Manchester School District is looking to enhance its pool of substitute faculty and staff. Substitutes for classroom teachers and paraprofessionals are needed regularly when there are unexpected absences, but school districts regionally and across the country are experiencing a shortage of subs.
“We recruit substitute teachers and paras all year long to maintain the number of qualified individuals we can call on,” said Superintendent Dr. Debra Livingston. “In recent years, fewer people are applying, and the pool is getting smaller.”
Many current subs are retired teachers or educators who choose not to work full-time, and the ability to create a customized schedule is a major draw.
“The flexibility is fabulous,” said Moira Philbrook, who has regularly filled in at elementary and high schools off and on for about 20 years since leaving a teaching position. “I can say yes or no, depending on my family schedule or other commitments. I also like the variety of meeting different kids and being in different classrooms.”
Philbrook chooses to plan her substitute teaching days ahead of time. When a teacher needs a personal day or knows when he or she will be out for a professional development workshop, schools can call subs directly and schedule them for those upcoming dates.
Another option is to be part of the “sub line” pool. That’s when most of those pre-dawn phone calls happen. When a teacher is sick, schools have to find a substitute that very morning, and there’s a list of subs to call who might or might not be available. It’s one of the biggest challenges for individual schools on a given day.
A degree is not required, but people who have earned at least 48 college credits and a desire to be a positive role model for our students may qualify to be substitute teachers in the Manchester School District. Annette Greer has a background in the medical field and works at several elementary schools in the city two to three days a week.
“It’s not difficult to walk into a classroom as a sub,” Greer said. “The teachers always have lessons prepared and ready.”
Pamela Dube, a former social worker, says subbing at the high school level fits her personality best, and she makes herself available as a substitute every week, working around her schedule at another job.
“I love connecting with the kids,” she said. “That’s why I go back every day that I can.”
For those who do wish to be full-time educators, substitute teaching is a great way to make contacts and get to know the schools.
“Recent college graduates or people changing careers should consider subbing,” said Philbrook. “One of the reasons I started teaching at Memorial High School all those years ago was because I was remembered as a substitute. It was an advantage to be a familiar face.”

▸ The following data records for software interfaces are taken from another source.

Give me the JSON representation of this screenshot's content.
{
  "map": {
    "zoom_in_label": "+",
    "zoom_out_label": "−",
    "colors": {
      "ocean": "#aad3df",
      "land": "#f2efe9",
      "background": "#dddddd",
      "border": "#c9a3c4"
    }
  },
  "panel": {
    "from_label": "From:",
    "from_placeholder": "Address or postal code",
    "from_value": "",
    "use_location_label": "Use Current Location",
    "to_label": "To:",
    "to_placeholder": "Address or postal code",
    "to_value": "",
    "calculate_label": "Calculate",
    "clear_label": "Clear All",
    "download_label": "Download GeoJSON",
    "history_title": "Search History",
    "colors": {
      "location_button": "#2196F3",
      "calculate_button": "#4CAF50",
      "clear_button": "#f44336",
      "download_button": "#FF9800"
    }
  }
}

The pay rate for substitutes is $70 per day; paraprofessional subs earn $10 an hour. Please email Pam Naum at the Manchester School District central office to ask for an application packet: email@example.com. Candidates who submit applications will be interviewed.